This article has so far focused on what you can do to help your teammates who may be struggling, but we haven’t yet touched on personal support. Taking care of your own mental health is something we sometimes forget, so let’s take a look at some things you can do to prioritize your own well-being.  

mental health priorities

Self-Care; Part 2

The big one we mentioned above is practicing self-care. It’s one thing to talk about it, it’s another to actually do it. The stereotype of self-care is face masks and ‘unplugging.’ And while these things can be beneficial, it doesn’t even scratch the surface of all the self-care options out there.

Self-care looks different for everyone, so it’s important to find activities that help you feel calm, centered, and at ease. What could these be? Anything, really! A quick walk during your lunch break, meditation in the morning, or reading a book to wrap up your work day. Whatever you choose to do, make sure it’s something you enjoy that also nourishes your mind and body.


Sleep is essential to all-around health; you can’t be physically or mentally healthy if you’re not getting enough sleep. Make it a priority to try and get at least seven hours of sleep per night. Try to establish a nightly routine to help you wind down before bed. Your mind can’t rest unless you rest, you know!

Set Boundaries

In the fast-paced world of tech, it’s easy to get overwhelmed with work and forget to take breaks. So how can you balance workload and taking care of yourself? Setting boundaries! Setting boundaries can be hard, but it’s important to let others know when you need to step away. Starting small, one example could be not answering emails outside of work hours. Then you can grow into bigger boundaries. By prioritizing time for yourself, you put your mental health first. 

Reach Out
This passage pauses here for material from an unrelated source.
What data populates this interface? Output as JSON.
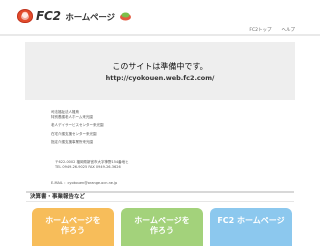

Most importantly, reach out for help if you need it. Remember that it’s okay not to be okay, and you don’t have to go through this alone. Talk to friends, family, or a mental health professional for support. As we said above, this is the most difficult step. But there’s no shame in seeking help, and it’s a sign of strength to recognize when you need it.


For this year’s Mental Health Awareness Month, let’s commit to supporting each other and prioritizing mental well-being in the tech industry. By taking care of ourselves and each other, we can work towards a healthier, happier industry for everyone. Remember that it’s okay to not be okay, and seeking help is a sign of strength, not weakness. Let’s break down the stigma and create a workplace culture where everyone feels valued, heard, and supported.

If you or someone you know is struggling with mental health, please look into the below resources: 

  • Mental Health Resources gathered by Greater Louisville Inc (GLI). 
  • Call or text the National Crisis Line at 988 or Chat with a Crisis Counselor Here
  • Read about what to do if you’re experiencing a mental health crisis from the National Alliance on Mental Illness, or NAMI 

Savannah is our one-woman marketing department. She posts, writes, and creates all things Slingshot. While she may not be making software for you, she does have a minor in Computer Information Systems. We’d call her the opposite of a procrastinator: she can’t rest until all her work is done. She loves playing her switch and meal-prepping.